“The amount of money [he] spent for books while he was in Paris and throughout his life was prodigious…He was aware that his indulgence in books amounted to extravagance and sought to moderate it by buying cheaper and smaller format editions wherever possible, and driving a hard bargain when offered an expensive book.” (25)

“His library, from an early period, formed an essential part of his vision of the good life.” (26)

“Jefferson was dependent on books, tended to take his knowledge from them rather than from direct experience, and approached the world with studied eyes.” (29)

“The need to know seemed to to come as naturally to him as the need to breathe. He spoke often of his belief that nature had formed him for study, and he exercised his remarkable powers of discipline to find time for reading even in the busies and most hectic times of his life.” (29)

“I have given up newspapers in exchange for Tacitus and Thucydides, for Newton and Euclid; and I find myself much the happier.” (46)

His favorite granddaughter, Ellen Randolph Coolidge, said of him: “Of history he was very fond, and this he studied in all languages [he knew seven], though always, I think, preferring the ancients. In fact, he derived more pleasure from his acquaintance with Greek and Latin than from any other resource of literature…I saw him more frequently with a volume of the classics in his hand than with any other book.” (48-49)

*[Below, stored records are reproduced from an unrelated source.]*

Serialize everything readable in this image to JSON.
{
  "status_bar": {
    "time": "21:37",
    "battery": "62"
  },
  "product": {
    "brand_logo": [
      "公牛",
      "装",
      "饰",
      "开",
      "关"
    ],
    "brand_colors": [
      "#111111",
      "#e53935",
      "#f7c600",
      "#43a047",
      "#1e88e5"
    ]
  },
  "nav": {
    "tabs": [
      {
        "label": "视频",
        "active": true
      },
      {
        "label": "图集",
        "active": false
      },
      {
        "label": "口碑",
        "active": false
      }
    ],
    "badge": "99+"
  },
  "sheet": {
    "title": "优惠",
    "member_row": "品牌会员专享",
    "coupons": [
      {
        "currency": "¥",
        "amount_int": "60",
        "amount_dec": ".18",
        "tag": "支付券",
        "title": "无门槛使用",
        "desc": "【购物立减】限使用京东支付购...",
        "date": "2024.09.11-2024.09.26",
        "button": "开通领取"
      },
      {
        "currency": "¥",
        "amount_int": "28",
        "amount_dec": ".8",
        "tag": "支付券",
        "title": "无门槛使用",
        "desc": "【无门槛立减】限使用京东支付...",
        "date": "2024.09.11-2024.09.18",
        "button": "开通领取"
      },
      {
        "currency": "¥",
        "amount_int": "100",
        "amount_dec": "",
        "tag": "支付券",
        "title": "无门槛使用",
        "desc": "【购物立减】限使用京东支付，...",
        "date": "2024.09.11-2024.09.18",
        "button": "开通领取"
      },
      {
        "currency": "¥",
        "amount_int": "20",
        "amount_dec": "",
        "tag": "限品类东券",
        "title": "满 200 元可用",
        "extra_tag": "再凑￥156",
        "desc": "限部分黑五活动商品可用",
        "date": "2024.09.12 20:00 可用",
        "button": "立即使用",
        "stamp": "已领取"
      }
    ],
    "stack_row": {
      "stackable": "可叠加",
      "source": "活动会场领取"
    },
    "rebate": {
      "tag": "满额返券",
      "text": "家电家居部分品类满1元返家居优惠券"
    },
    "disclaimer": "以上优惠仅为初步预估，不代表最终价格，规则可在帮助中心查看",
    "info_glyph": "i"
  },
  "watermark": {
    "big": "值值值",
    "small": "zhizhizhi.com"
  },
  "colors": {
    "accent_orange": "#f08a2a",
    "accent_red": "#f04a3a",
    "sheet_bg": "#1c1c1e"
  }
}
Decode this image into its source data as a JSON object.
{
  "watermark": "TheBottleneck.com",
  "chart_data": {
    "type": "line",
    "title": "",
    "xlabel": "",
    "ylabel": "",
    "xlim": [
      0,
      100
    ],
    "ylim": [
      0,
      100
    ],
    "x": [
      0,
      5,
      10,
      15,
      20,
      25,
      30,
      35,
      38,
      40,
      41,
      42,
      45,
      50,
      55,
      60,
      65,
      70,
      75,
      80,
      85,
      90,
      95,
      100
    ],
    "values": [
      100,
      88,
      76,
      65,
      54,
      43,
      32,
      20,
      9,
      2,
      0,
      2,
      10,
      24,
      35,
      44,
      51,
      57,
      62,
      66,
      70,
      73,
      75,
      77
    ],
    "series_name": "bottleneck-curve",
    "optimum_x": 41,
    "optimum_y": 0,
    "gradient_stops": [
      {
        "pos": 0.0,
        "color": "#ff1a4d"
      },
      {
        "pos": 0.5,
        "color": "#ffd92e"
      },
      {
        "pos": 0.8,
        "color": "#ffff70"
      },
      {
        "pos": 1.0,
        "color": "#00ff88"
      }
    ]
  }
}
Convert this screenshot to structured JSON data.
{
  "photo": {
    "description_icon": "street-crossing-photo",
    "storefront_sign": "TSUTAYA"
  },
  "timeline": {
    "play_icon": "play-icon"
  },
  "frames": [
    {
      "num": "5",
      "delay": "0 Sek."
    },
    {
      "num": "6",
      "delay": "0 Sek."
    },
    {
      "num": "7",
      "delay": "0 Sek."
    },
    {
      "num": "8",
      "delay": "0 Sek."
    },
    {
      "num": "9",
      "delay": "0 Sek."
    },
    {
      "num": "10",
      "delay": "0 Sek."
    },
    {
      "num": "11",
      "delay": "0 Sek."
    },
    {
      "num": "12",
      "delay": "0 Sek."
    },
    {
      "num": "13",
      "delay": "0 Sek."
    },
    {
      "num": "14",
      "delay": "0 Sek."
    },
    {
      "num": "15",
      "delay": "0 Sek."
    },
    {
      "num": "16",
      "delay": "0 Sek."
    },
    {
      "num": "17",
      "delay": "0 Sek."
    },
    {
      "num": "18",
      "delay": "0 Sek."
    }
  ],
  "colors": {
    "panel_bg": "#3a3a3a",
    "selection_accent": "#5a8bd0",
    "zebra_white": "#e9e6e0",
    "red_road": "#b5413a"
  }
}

“Jefferson was constantly being consulted on matters relating to books and education and conscientiously made out dozens of reading lists at the requests of his friends.” (50)

To a friend he recommended this reading schedule:

– Before 8 am: Physical Studies, Ethics, Religion, Natural Law

– Eight to 12 pm: Law

– 12-1 pm: Politics

– Afternoon: History

– From dark to bedtime: Belles-lettres [literary works admired for their style], Criticism, Rhetoric, Oratory

And finally, his revolving bookstand, on which he liked to have five reference books while he wrote letters to friends:

bookstand

Welcome!

Have you ever in your reading come across that gem of an insight that got you so excited, you had to stop reading and share it with a friend?

Have you ever felt frustrated at the sheer quantity of good books that have been written, waiting to be read and discovered anew, knowing there simply isn’t as much time as we’d like to read all of them, much less reread the ones that merit the compliment?

Have you ever come to that place where you realize that books offer such a vast world of wisdom and delight and experiences, that you knew you had to begin capturing some of this for yourself, not only for your own education and enjoyment, but for better knowing how to do this thing called life?

This blog was born out of such experiences.

When we delight in something, we instinctively want to share it with others. That’s exactly what I want to do here. As someone who loves books and the treasures they have to offer, I invite you to join me as I share what I consider to be the “choice morsels” from my reading diet with friends and anyone willing to stop by. Following my interests, this blog will be heavy on liberal arts and humanities, theology and philosophy in particular; but you’ll find other subjects interspersed between Aristotle and Augustine, as I strive to wander out of my favorite neighborhoods into unfamiliar yet equally fascinating territory.

Thanks for reading!